Some put up the tarps, a large one produced a dry space for living under while some smaller ones provided shelter for when we eventually went to bed. Others dug a trench for the fire and used the precious dry kindling we’d brought to get a welcome, flickering source of light and heat going. Twenty minutes of concerted effort from everyone, a hand saw and an axe ensured we had a substantial woodpile to last us the night.
With sun now gone and the fire blazing, attention turned to food and drink. A demi-john of apple wine was decanted into a pot and left to warm on the edge of the embers. Billy-cans of chilli and stew were placed closer to the middle of the fire and jacket potatoes wrapped in foil balanced precariously on a platform made of sticks. Before long everybody was cradling mugs of steaming apple wine and tucking into plates, bowls and mugs full of stew and jacket potatoes.
By now the earlier rain had eased off and an almost-full moon was rising, casting moon-shadows amongst the trees. By its light it was possible to read labels on bottles with no assistance from artificial sources. In the eerie blue glow and by the light of the flickering fire we tucked into a pudding of bananas and chocolates baked on the fire. From a rucksack some excellent cheese was produced and, along with a ‘wee dram’ or two, a fine meal was rounded off.
As the whiskey and wine flowed, so did the stories, from tall-tales of past adventures, to plans for the future, we sat in the light of the fire and relished where we were, and when. While perhaps not a plan for every night, to escape reality television, leftover turkey and well-meaning relatives for a night and return to a more primitive state felt, for us, the height of luxury.
The arrival of a cold front meant the temperature plummeted to just above zero and eventually, around midnight, we were driven to our beds. Climbing into bivi-bags, swaddled in layers of down, with just eyes and the occasional hat poking out we dozed off to sleep listening to powerful winds shaking the trees all around us.
To those who came, we salute your sense of adventure and thank-you for your company. For those who didn’t but wish they had, let us know and we’ll make sure you get your invitation next year!
Photo Geeks: All the photos were shot using a low-light hack on a Panasonic Lumix, with no flash. Example settings: 1/1000 ƒ/1.7 ISO 12800
If we ever needed reminding that ‘we are all in this together’, today is the 40th anniversary of the “Blue Marble” photo, the iconic image taken by the crew of the Apollo 17. A stunning reminder of the fact we are all inhabitants of ‘Spaceship Earth’. Let’s look after it, shall we?
There is more history of this amazing photo on LIFE.com
If you are wondering whether giving up a significant chuck of your life towards a specific goal is worth it, watch these two videos and then decide.

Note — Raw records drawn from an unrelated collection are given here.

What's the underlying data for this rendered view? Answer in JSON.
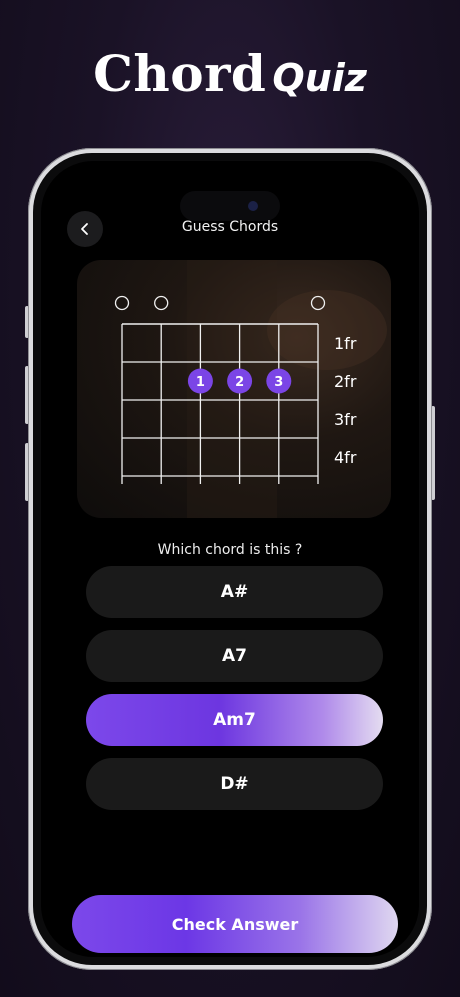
{
  "headline": {
    "title": "Chord",
    "subtitle": "Quiz"
  },
  "nav": {
    "title": "Guess Chords",
    "back_icon": "chevron-left-icon"
  },
  "chord_diagram": {
    "open_strings": [
      1,
      2,
      6
    ],
    "fret_labels": [
      "1fr",
      "2fr",
      "3fr",
      "4fr"
    ],
    "fingers": [
      {
        "label": "1",
        "string": 3,
        "fret": 2
      },
      {
        "label": "2",
        "string": 4,
        "fret": 2
      },
      {
        "label": "3",
        "string": 5,
        "fret": 2
      }
    ]
  },
  "question": "Which chord is this ?",
  "options": [
    {
      "label": "A#",
      "selected": false
    },
    {
      "label": "A7",
      "selected": false
    },
    {
      "label": "Am7",
      "selected": true
    },
    {
      "label": "D#",
      "selected": false
    }
  ],
  "check_answer_label": "Check Answer",
  "colors": {
    "accent": "#7c48ea",
    "option_bg": "#1a1a1a",
    "background": "#1a1226"
  }
}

The first is Chris Hoy celebrating after winning his 6th Olympic gold medal at London 2012. His face at 1:05 sums up quite what it all means to him.
The second is of Mark Rober who worked on NASA’s Curiosity Rover which successfully landed on Mars in Summer 2012. His introduction reads as follows “I was able to work on NASA JPL’s Curiosity Mars Rover for 7 years. This video is an attempt to capture what it felt like to have 7 years of your life vindicated in the 7 minute landing. Honestly one of the coolest moments of my life so far.” It’s a very human view of one of the most technically advanced projects in human history.
So, is your project worth it?